All done right? NOPE!
Ruby breaks the dang sun!
That means we've actually got to light this shot twice, and the second one is a time of day we don't usually see in the Forest, so we're starting from scratch!
We're actually going to set this up fairly similar to the day lighting in terms of direction since we don't want to make the audience dizzy with something DRASTICALLY different when it starts rapidly flipping back and forth. It'll be hard to tell until we add the objects back in, but there are some differences to help it stand out however. We also have to replace the skydome providing the background sky. Luckily I made one for the Mystery Bunch sketch last season, so I can just drop that in back there!
Because the Forest dirt clearing is SO distinctly bright yellow, once we're in our compositing tool (After Effects) we opt to de-saturate and color shift the ground to a paler, blueish hue that helps imply 'moonlight' rather than just 'dim sun.' Attempting to do with by coloring the actual light would be possible but would have proven less effective, and would also have colored everything in the scene excessively in the process. That said, I provide a similar adjustment to the rest of the backdrop as well to help it blend, it's just far more subtle.
Just like before we have the tree and Ruby as separate elements sharing a shadow pass. Here you can finally see the other main difference from the sun light, the moon provides a much less crisp shadow. It stays somewhat sharp near the contact points on the ground but grows much more blurred as the tree (and Ruby to a lesser extent) rises into the air.
DEPTH OF FIELD
Another little enhancement we're going to make (and one applied to the daytime set as well) is to have the backdrop become blurred the farther it gets from the camera. We do this by using a Depth Pass, one of a number of hidden utility layers that we have included INSIDE of the background and character passes. This treatment is fairly common to the Forest and most other outdoor settings to help them feel even more expansive.
Depth passes are visualized as below. They generally look pure black at first glance, but we're able to adjust them in After Effects to set a near point (black) and a far point (white) with the grey in-between allowing for a partially blurred transition between the two.
ADDING THE FOREGROUND ELEMENTS (AGAIN!)
Time to add the tree to the shot in this version too.
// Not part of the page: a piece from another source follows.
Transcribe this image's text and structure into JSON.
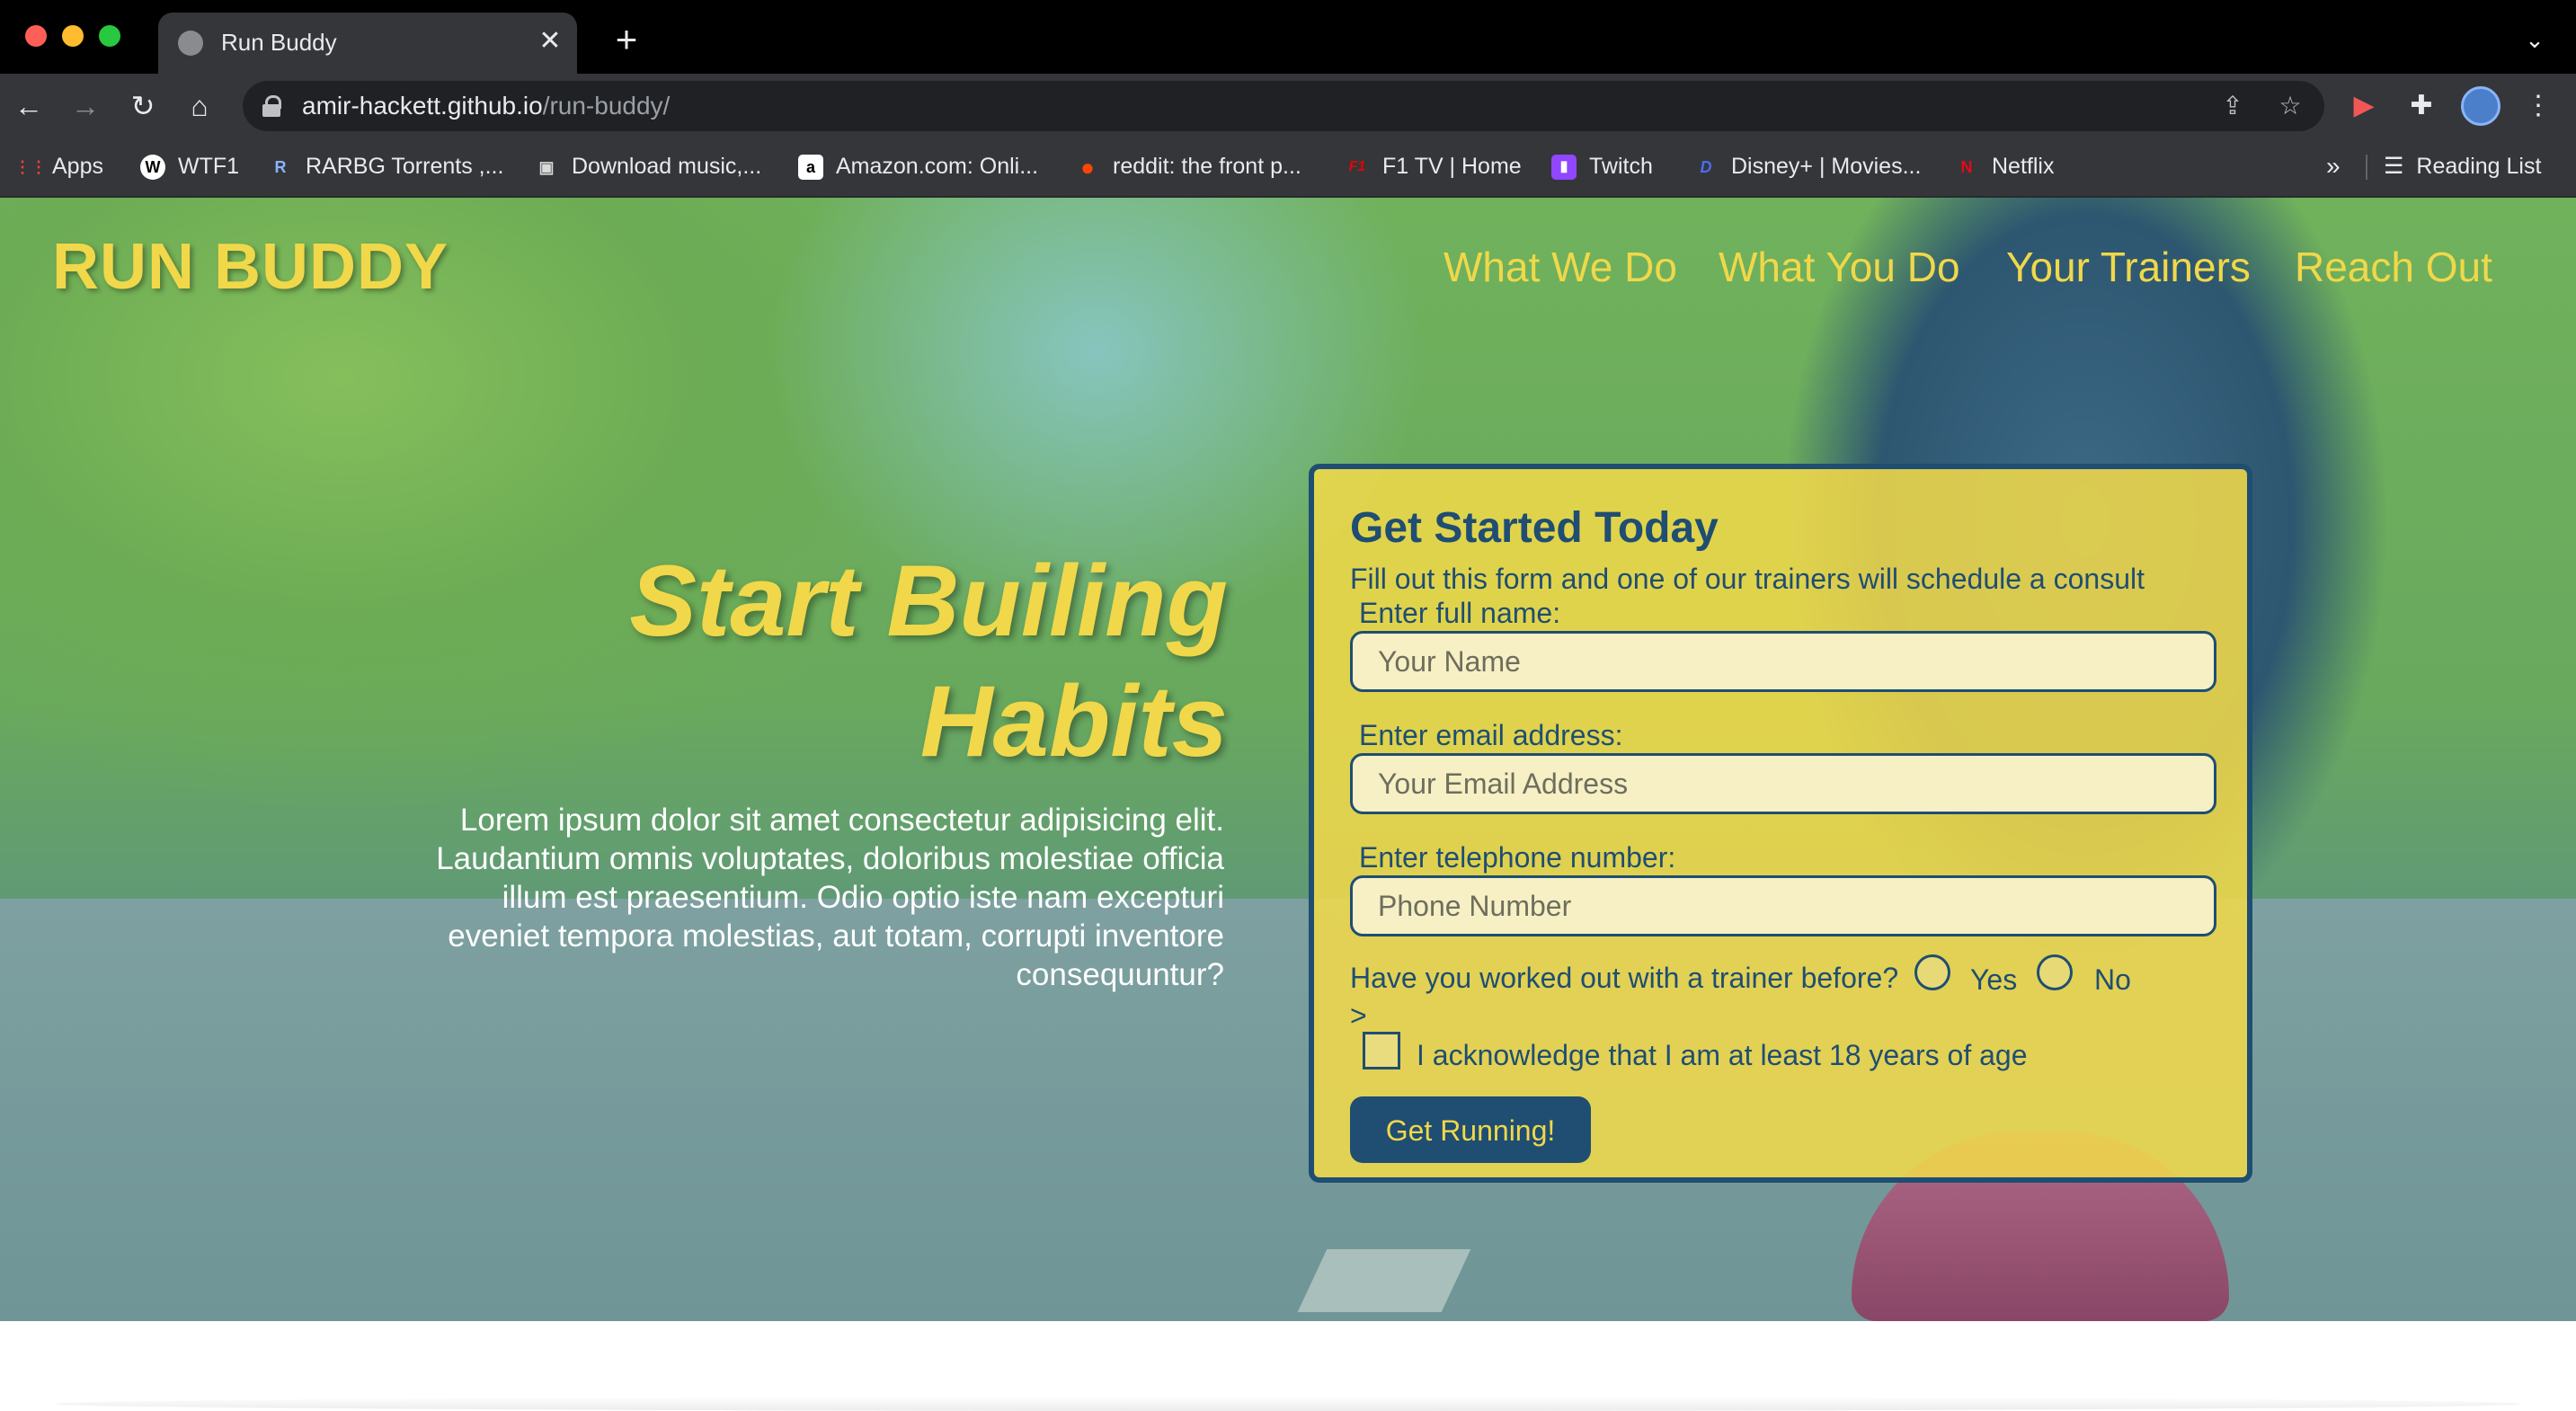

As you can see, the button's internal glow is much more obvious in the darker night lighting. One problem that becomes apparent however is that since the tree is in a separate layer, the glow from it isn't having an effect on the ground below!
Not to worry though! We can add an extra pass that hits the environment and then layer that on top too. Since we'll want it to land on Ruby AND have the her shadow from the button light hit the ground too we'll include her in the pass at the same time. Adding it to the composition now creates a SpOoKy GhOsT RuBy!
Time to bring Ruby into the scene properly! Because she naturally has a lot of dark colors that might get lost in the shadowy undersides of the trees behind her, we add a pair of gentle rim lights behind her that add definition to those spots. You can see those here as the slightly blue light lines on the left side of her hair. All this serves to help her silhouette pop off the backdrop even better. Depending on where she's standing the button light from above also provides this!
Finally we add the same glow and vignette enhancements, though fittingly they're less prominent in this darker lighting except around high contrast points!
Now that both of those lighting variations are set up, we can toggle between them with a quick adjustment in After Effects! That comes in handy for the end when the sun finally bursts, flaring and fading out in an uneven fashion.
That's it for now, thanks for checking out another making-of RWBY Chibi! I've got a few more of these planned, especially as we get deeper into the second half of Season 3 so keep an eye out!